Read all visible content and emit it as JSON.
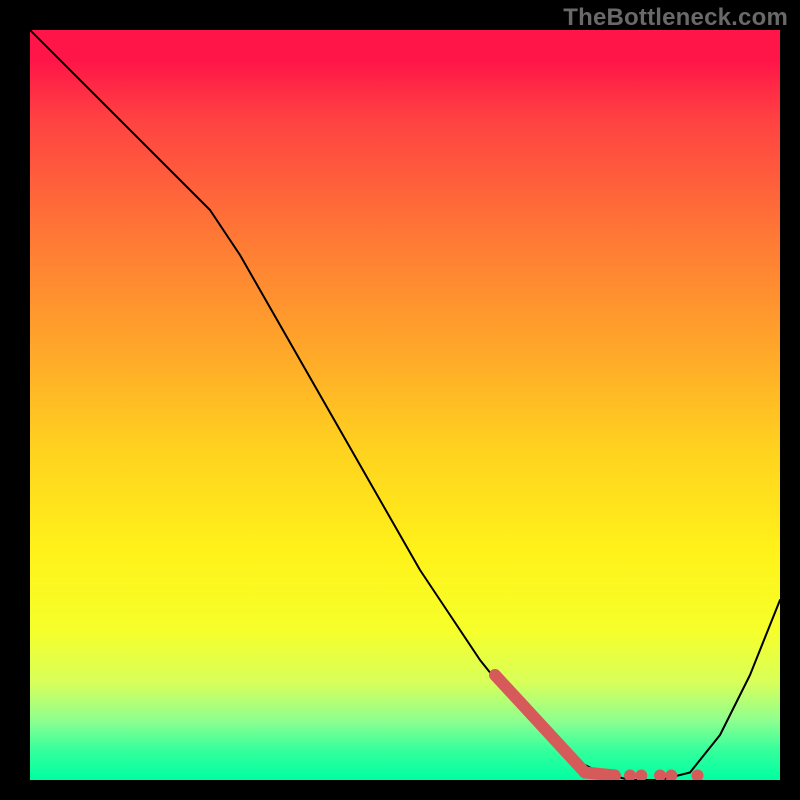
{
  "watermark": "TheBottleneck.com",
  "colors": {
    "background": "#000000",
    "gradient_top": "#ff1548",
    "gradient_mid1": "#ff7a35",
    "gradient_mid2": "#ffd21f",
    "gradient_mid3": "#fff31a",
    "gradient_bottom": "#00ffa2",
    "curve": "#000000",
    "highlight": "#d75a5a",
    "watermark_text": "#696969"
  },
  "chart_data": {
    "type": "line",
    "title": "",
    "xlabel": "",
    "ylabel": "",
    "xlim": [
      0,
      100
    ],
    "ylim": [
      0,
      100
    ],
    "grid": false,
    "series": [
      {
        "name": "bottleneck-curve",
        "x": [
          0,
          4,
          8,
          12,
          16,
          20,
          24,
          28,
          32,
          36,
          40,
          44,
          48,
          52,
          56,
          60,
          64,
          68,
          72,
          76,
          80,
          84,
          88,
          92,
          96,
          100
        ],
        "y": [
          100,
          96,
          92,
          88,
          84,
          80,
          76,
          70,
          63,
          56,
          49,
          42,
          35,
          28,
          22,
          16,
          11,
          7,
          3,
          1,
          0,
          0,
          1,
          6,
          14,
          24
        ]
      }
    ],
    "highlight": {
      "name": "selected-range",
      "segments": [
        {
          "kind": "line",
          "x": [
            62,
            74
          ],
          "y": [
            14,
            1
          ]
        },
        {
          "kind": "line",
          "x": [
            74,
            78
          ],
          "y": [
            1,
            0.6
          ]
        }
      ],
      "dots": [
        {
          "x": 80,
          "y": 0.6
        },
        {
          "x": 81.5,
          "y": 0.6
        },
        {
          "x": 84,
          "y": 0.6
        },
        {
          "x": 85.5,
          "y": 0.6
        },
        {
          "x": 89,
          "y": 0.6
        }
      ]
    },
    "legend": null,
    "annotations": []
  }
}
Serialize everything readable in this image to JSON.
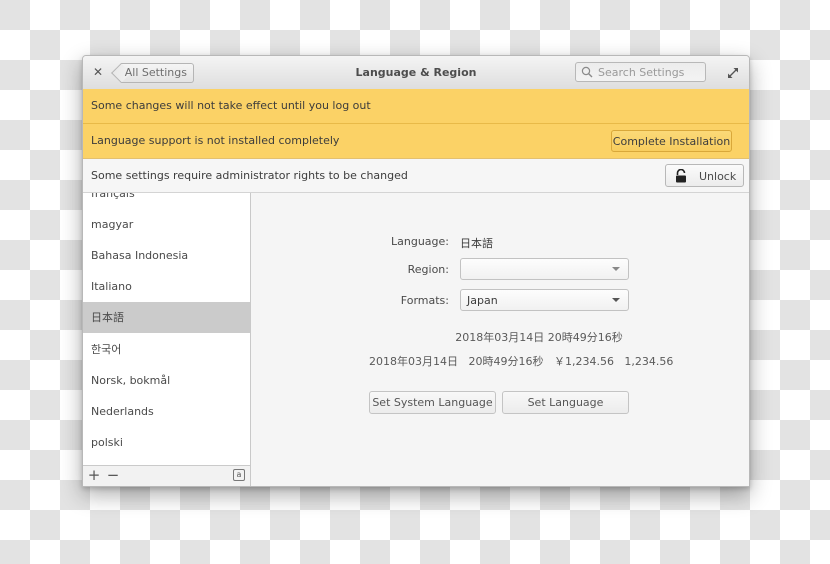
{
  "window": {
    "title": "Language & Region",
    "back_label": "All Settings",
    "search_placeholder": "Search Settings"
  },
  "infobars": {
    "logout_message": "Some changes will not take effect until you log out",
    "support_message": "Language support is not installed completely",
    "complete_install_label": "Complete Installation",
    "admin_message": "Some settings require administrator rights to be changed",
    "unlock_label": "Unlock"
  },
  "colors": {
    "warning_bar": "#fbd266",
    "selected_row": "#cbcbcb"
  },
  "sidebar": {
    "languages": [
      {
        "label": "français",
        "selected": false
      },
      {
        "label": "magyar",
        "selected": false
      },
      {
        "label": "Bahasa Indonesia",
        "selected": false
      },
      {
        "label": "Italiano",
        "selected": false
      },
      {
        "label": "日本語",
        "selected": true
      },
      {
        "label": "한국어",
        "selected": false
      },
      {
        "label": "Norsk, bokmål",
        "selected": false
      },
      {
        "label": "Nederlands",
        "selected": false
      },
      {
        "label": "polski",
        "selected": false
      }
    ],
    "footer": {
      "add_label": "+",
      "remove_label": "−",
      "keyboard_label": "a"
    }
  },
  "main": {
    "language_label": "Language:",
    "language_value": "日本語",
    "region_label": "Region:",
    "region_value": "",
    "formats_label": "Formats:",
    "formats_value": "Japan",
    "datetime_preview": "2018年03月14日 20時49分16秒",
    "formats_preview": "2018年03月14日   20時49分16秒   ￥1,234.56   1,234.56",
    "set_system_language_label": "Set System Language",
    "set_language_label": "Set Language"
  }
}
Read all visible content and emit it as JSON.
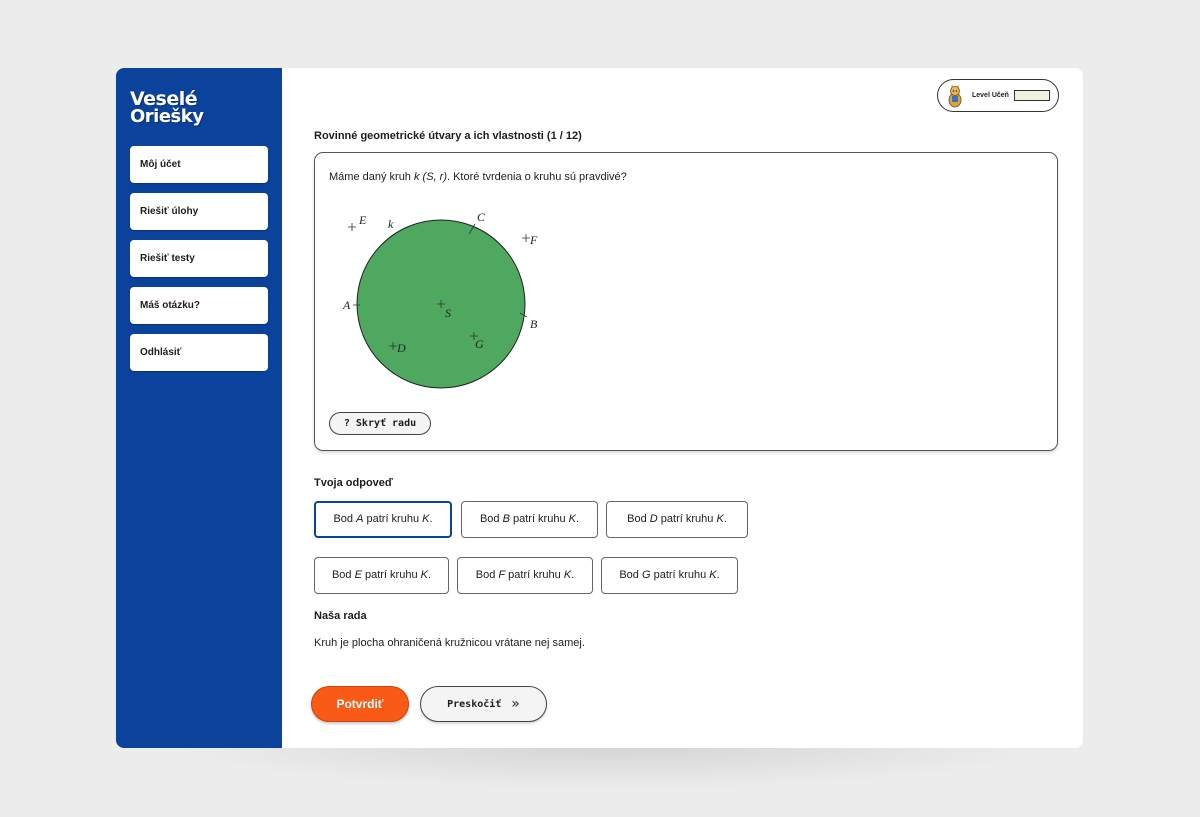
{
  "logo": {
    "line1": "Veselé",
    "line2": "Oriešky"
  },
  "sidebar": {
    "items": [
      {
        "label": "Môj účet"
      },
      {
        "label": "Riešiť úlohy"
      },
      {
        "label": "Riešiť testy"
      },
      {
        "label": "Máš otázku?"
      },
      {
        "label": "Odhlásiť"
      }
    ]
  },
  "level": {
    "label": "Level Učeň",
    "progress": 0,
    "bar_color": "#eef2e0",
    "avatar_icon": "squirrel-mascot-icon"
  },
  "section": {
    "title": "Rovinné geometrické útvary a ich vlastnosti (1 / 12)"
  },
  "question": {
    "text_before": "Máme daný kruh ",
    "text_math": "k (S, r)",
    "text_after": ". Ktoré tvrdenia o kruhu sú pravdivé?"
  },
  "figure": {
    "circle_label": "k",
    "fill_color": "#4fa860",
    "points": [
      {
        "label": "E"
      },
      {
        "label": "C"
      },
      {
        "label": "F"
      },
      {
        "label": "A"
      },
      {
        "label": "S"
      },
      {
        "label": "B"
      },
      {
        "label": "D"
      },
      {
        "label": "G"
      }
    ]
  },
  "hint_button": {
    "icon": "?",
    "label": "Skryť radu"
  },
  "answer": {
    "title": "Tvoja odpoveď",
    "options": [
      {
        "pre": "Bod ",
        "point": "A",
        "post": " patrí kruhu ",
        "set": "K",
        "end": ".",
        "selected": true
      },
      {
        "pre": "Bod ",
        "point": "B",
        "post": " patrí kruhu ",
        "set": "K",
        "end": ".",
        "selected": false
      },
      {
        "pre": "Bod ",
        "point": "D",
        "post": " patrí kruhu ",
        "set": "K",
        "end": ".",
        "selected": false
      },
      {
        "pre": "Bod ",
        "point": "E",
        "post": " patrí kruhu ",
        "set": "K",
        "end": ".",
        "selected": false
      },
      {
        "pre": "Bod ",
        "point": "F",
        "post": " patrí kruhu ",
        "set": "K",
        "end": ".",
        "selected": false
      },
      {
        "pre": "Bod ",
        "point": "G",
        "post": " patrí kruhu ",
        "set": "K",
        "end": ".",
        "selected": false
      }
    ]
  },
  "hint": {
    "title": "Naša rada",
    "text": "Kruh je plocha ohraničená kružnicou vrátane nej samej."
  },
  "actions": {
    "confirm_label": "Potvrdiť",
    "skip_label": "Preskočiť",
    "skip_icon": "double-chevron-right-icon"
  },
  "colors": {
    "sidebar": "#0b429b",
    "accent": "#fa5a16",
    "selected_border": "#0b429b"
  }
}
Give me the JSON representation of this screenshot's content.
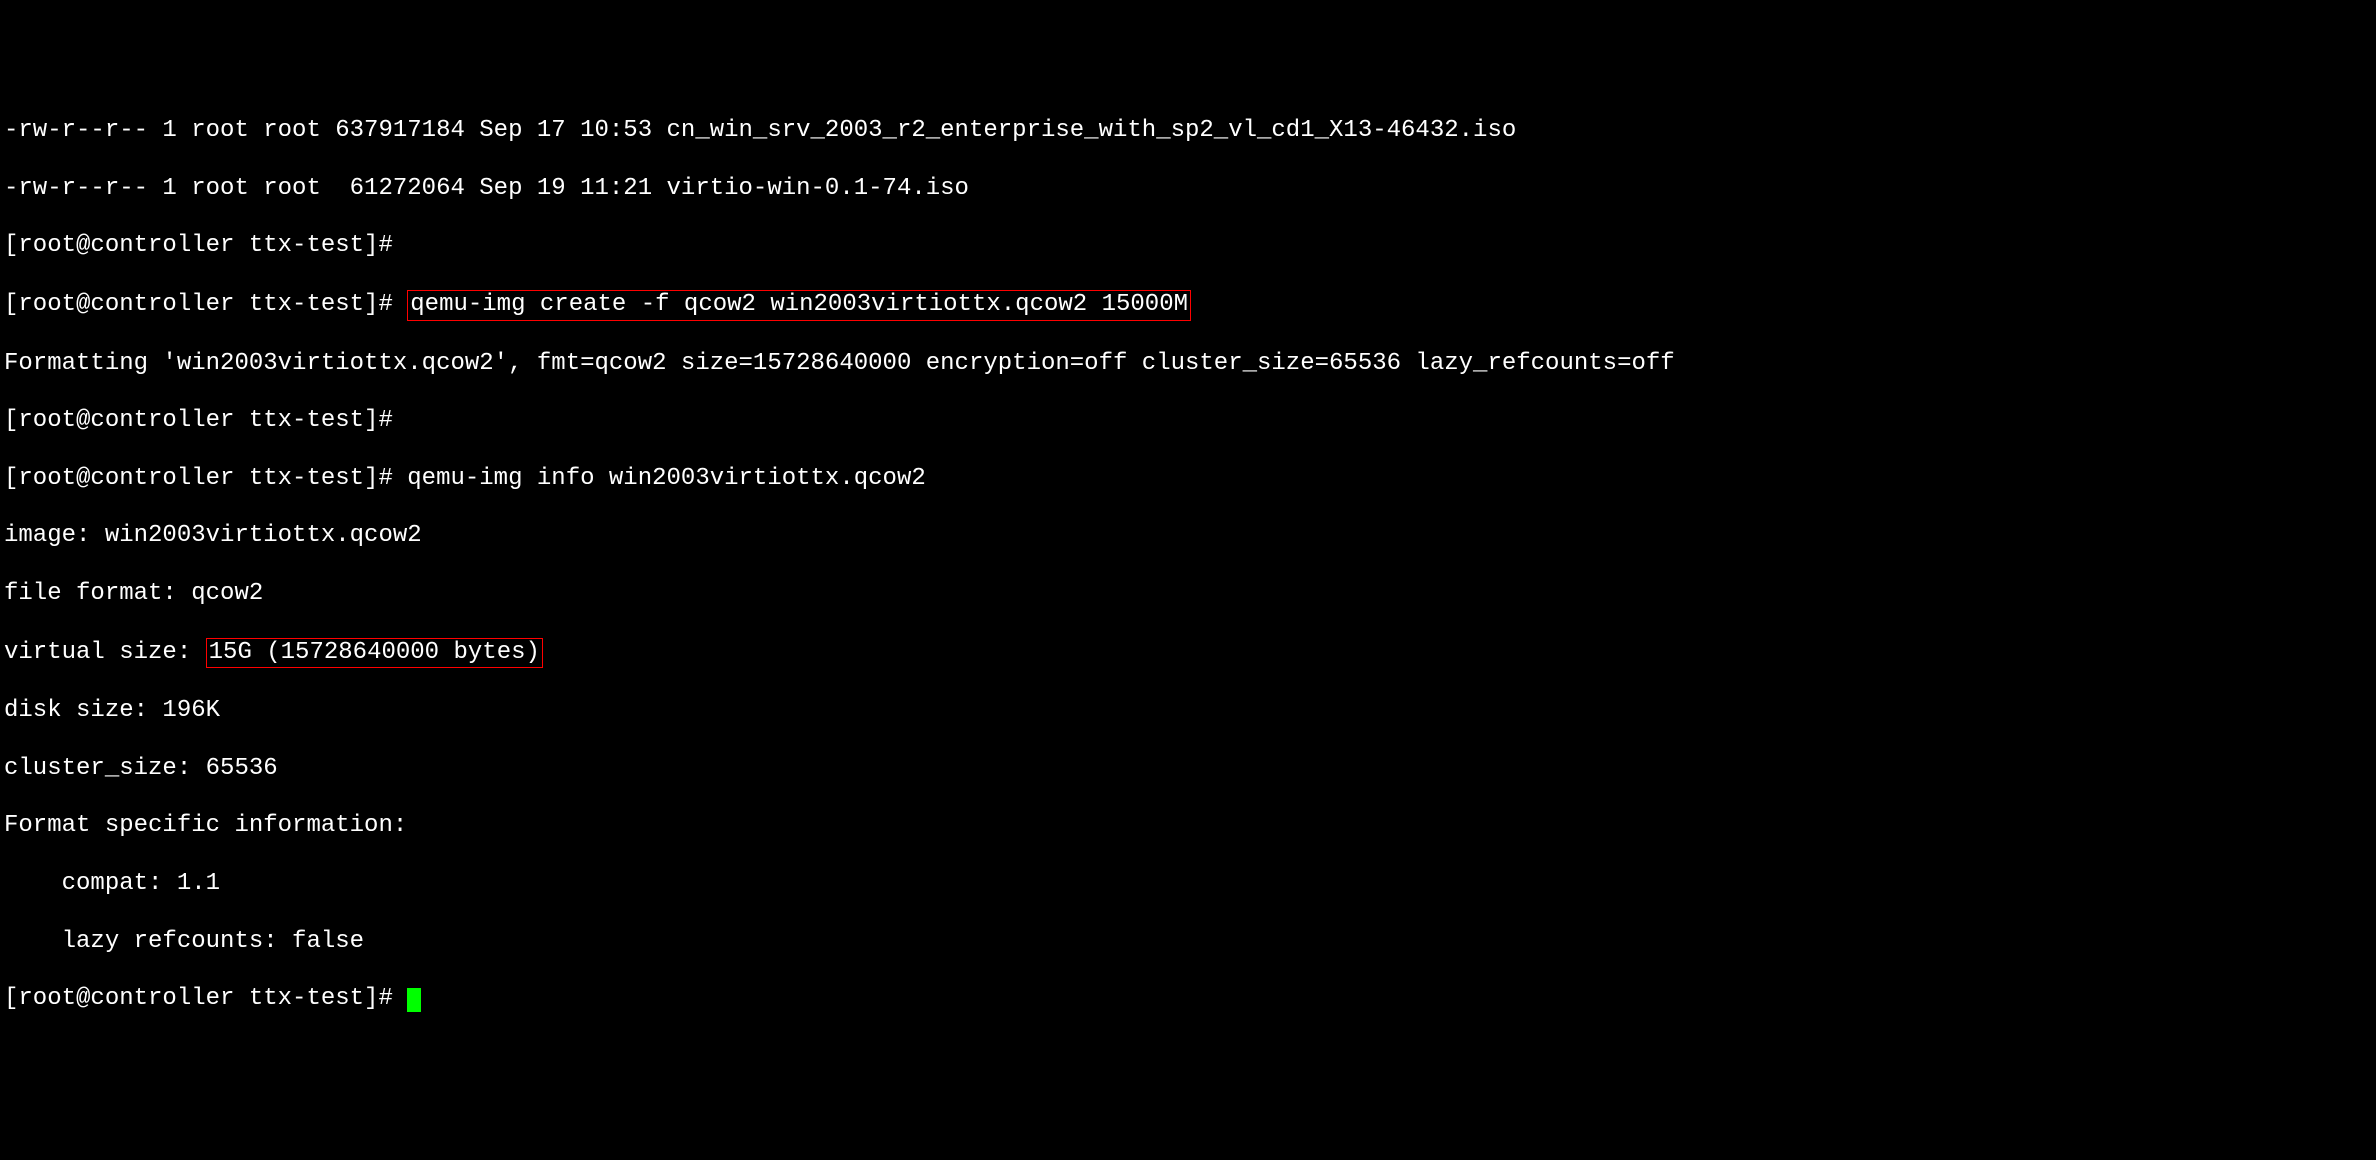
{
  "lines": {
    "l1": "-rw-r--r-- 1 root root 637917184 Sep 17 10:53 cn_win_srv_2003_r2_enterprise_with_sp2_vl_cd1_X13-46432.iso",
    "l2": "-rw-r--r-- 1 root root  61272064 Sep 19 11:21 virtio-win-0.1-74.iso",
    "l3_prompt": "[root@controller ttx-test]#",
    "l4_prompt": "[root@controller ttx-test]# ",
    "l4_cmd": "qemu-img create -f qcow2 win2003virtiottx.qcow2 15000M",
    "l5": "Formatting 'win2003virtiottx.qcow2', fmt=qcow2 size=15728640000 encryption=off cluster_size=65536 lazy_refcounts=off",
    "l6_prompt": "[root@controller ttx-test]#",
    "l7_prompt": "[root@controller ttx-test]# ",
    "l7_cmd": "qemu-img info win2003virtiottx.qcow2",
    "l8": "image: win2003virtiottx.qcow2",
    "l9": "file format: qcow2",
    "l10_prefix": "virtual size: ",
    "l10_highlight": "15G (15728640000 bytes)",
    "l11": "disk size: 196K",
    "l12": "cluster_size: 65536",
    "l13": "Format specific information:",
    "l14": "    compat: 1.1",
    "l15": "    lazy refcounts: false",
    "l16_prompt": "[root@controller ttx-test]# "
  }
}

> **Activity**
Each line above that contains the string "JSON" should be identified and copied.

> **Response area**
Read all visible content and emit it as JSON.
Serialize everything readable in this image to JSON.
Read all visible content and emit it as JSON.
Give me the JSON representation of this screenshot's content.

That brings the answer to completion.